Regardless of the tread pattern, each individual shape should be spaced far enough apart to allow for the proper dispersion of liquids. If they are too close together, they’ll end up trapping water or oil and increase your risk of hydroplaning. There should be around at least two millimeters of space between tread shapes.
The depth of the tread is just as important as the spacing. If the pattern is too shallow, it won’t offer the grip that you need on slick surfaces. However, if the tread is too deep, it may get packed with dirt, rocks, and other debris. You should look for a depth of around three millimeters around tread shapes. This will allow liquids to disperse quickly without sacrificing traction.
You must monitor the tread on any pair of non-slip shoes as you use them. Over time the pattern will wear down, making it less effective at preventing falls. You should replace your shoes when you notice the grooves starting to wear down to less than two to three millimeters in depth.
Non-Slip shoes for Women: Labeling
When you’re out shoe shopping, you may notice that many brands label their footwear as “non-slip” or “slip-resistant” on the box. Don’t let those labels fool you, however. Since there’s no official standard set for slip-resistance, most of the labels you see on shoe boxes are completely arbitrary. A company can advertise a shoe as non-slip without having any actual evidence.
That being said, looking for non-slip labels is a good place to start. While it’s no guarantee that a shoe will offer superior traction on slick surfaces, you can always check the outsole design and tread pattern to see if the shoe will provide the grip that you need. You can look for labels that say either “non-slip” or “slip-resistant,” as these terms are used interchangeably.
If you see a shoe that’s advertised as “oil-resistant,” however, it doesn’t mean that the footwear is non-slip.
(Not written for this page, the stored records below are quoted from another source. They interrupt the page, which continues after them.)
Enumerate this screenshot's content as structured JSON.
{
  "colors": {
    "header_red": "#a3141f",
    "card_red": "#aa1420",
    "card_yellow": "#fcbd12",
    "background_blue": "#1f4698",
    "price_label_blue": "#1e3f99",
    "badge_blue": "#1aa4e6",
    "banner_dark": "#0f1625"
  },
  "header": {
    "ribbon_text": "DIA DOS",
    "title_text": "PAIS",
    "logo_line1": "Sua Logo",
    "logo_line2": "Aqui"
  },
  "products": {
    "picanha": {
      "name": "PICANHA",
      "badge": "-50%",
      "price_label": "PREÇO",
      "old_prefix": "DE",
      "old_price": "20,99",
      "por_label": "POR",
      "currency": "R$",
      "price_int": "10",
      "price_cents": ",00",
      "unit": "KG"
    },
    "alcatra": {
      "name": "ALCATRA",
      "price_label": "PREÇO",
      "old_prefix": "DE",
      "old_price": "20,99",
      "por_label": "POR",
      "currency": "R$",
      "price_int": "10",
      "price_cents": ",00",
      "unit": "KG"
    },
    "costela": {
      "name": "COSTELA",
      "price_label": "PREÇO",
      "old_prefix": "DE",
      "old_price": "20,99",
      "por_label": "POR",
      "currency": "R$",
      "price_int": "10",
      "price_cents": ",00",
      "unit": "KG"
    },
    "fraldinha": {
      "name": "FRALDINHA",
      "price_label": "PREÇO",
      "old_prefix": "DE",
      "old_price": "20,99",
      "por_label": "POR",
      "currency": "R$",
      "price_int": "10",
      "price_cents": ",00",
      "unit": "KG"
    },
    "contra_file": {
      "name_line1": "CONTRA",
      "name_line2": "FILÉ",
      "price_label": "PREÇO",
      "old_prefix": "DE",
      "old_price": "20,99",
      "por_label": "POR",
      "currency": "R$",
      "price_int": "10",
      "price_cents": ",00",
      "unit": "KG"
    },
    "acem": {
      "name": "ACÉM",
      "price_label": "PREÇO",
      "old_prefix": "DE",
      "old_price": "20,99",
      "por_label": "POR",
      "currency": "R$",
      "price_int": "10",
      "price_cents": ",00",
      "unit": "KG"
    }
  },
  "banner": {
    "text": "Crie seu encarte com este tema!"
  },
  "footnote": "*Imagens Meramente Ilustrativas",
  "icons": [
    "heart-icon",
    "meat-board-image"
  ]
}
Oil resistant generally refers to the top of the shoe and means that the material won’t suffer from grease or oil stains. It doesn’t tell you anything about the sole of the shoe.
You should also take claims such as “restaurant-tested” and “chef approved” with a grain of salt. These are often unbacked statements and used purely as a marketing ploy. Always be sure to thoroughly inspect a pair of slip-resistant shoes to see if it can hold up to the manufacturer’s claims.
When to Wear Non-Slip Shoes
Non-slip shoes can improve your stability and safety across a wide range of situations. Many hikers, joggers, and runners opt for non-slip athletic shoes when they step outdoors. Some people, especially those at a higher risk of slipping and falling, benefit from using non-slip shoes for daily activities such as walking around the house, going out to get the mail, grocery shopping, and more.
You can also find non-slip shoes in workplaces that often have wet or oily floors, such as restaurants, hotels, hospitals, and more. In fact, some workplaces require the use of non-slip shoes to reduce the risk of workplace accidents.
As a rule of thumb, if you’re going to be walking anywhere with a possibility of wet or oily floors, you should wear slip-resistant footwear. With the right shoes, you can help to prevent trips and falls when walking, running, and lifting heavy objects.
There are times, however, when non-slip shoes might be a poor choice of footwear. While slip-resistant shoes can help to prevent falling in normal or slick conditions, they do the opposite in snowy conditions. Snow easily packs into the grooves of the tread pattern, preventing your shoes from getting a good grip and increasing your risk of slipping. The same goes for mud.
If you do find yourself wearing non-slip shoes in these conditions, you should take regular breaks to clean the snow or mud from in between the tread of your footwear. Doing this will ensure that you don’t lose traction and help to keep you safe as you move.
The Picture in this post is by Skitters Photos on pexels.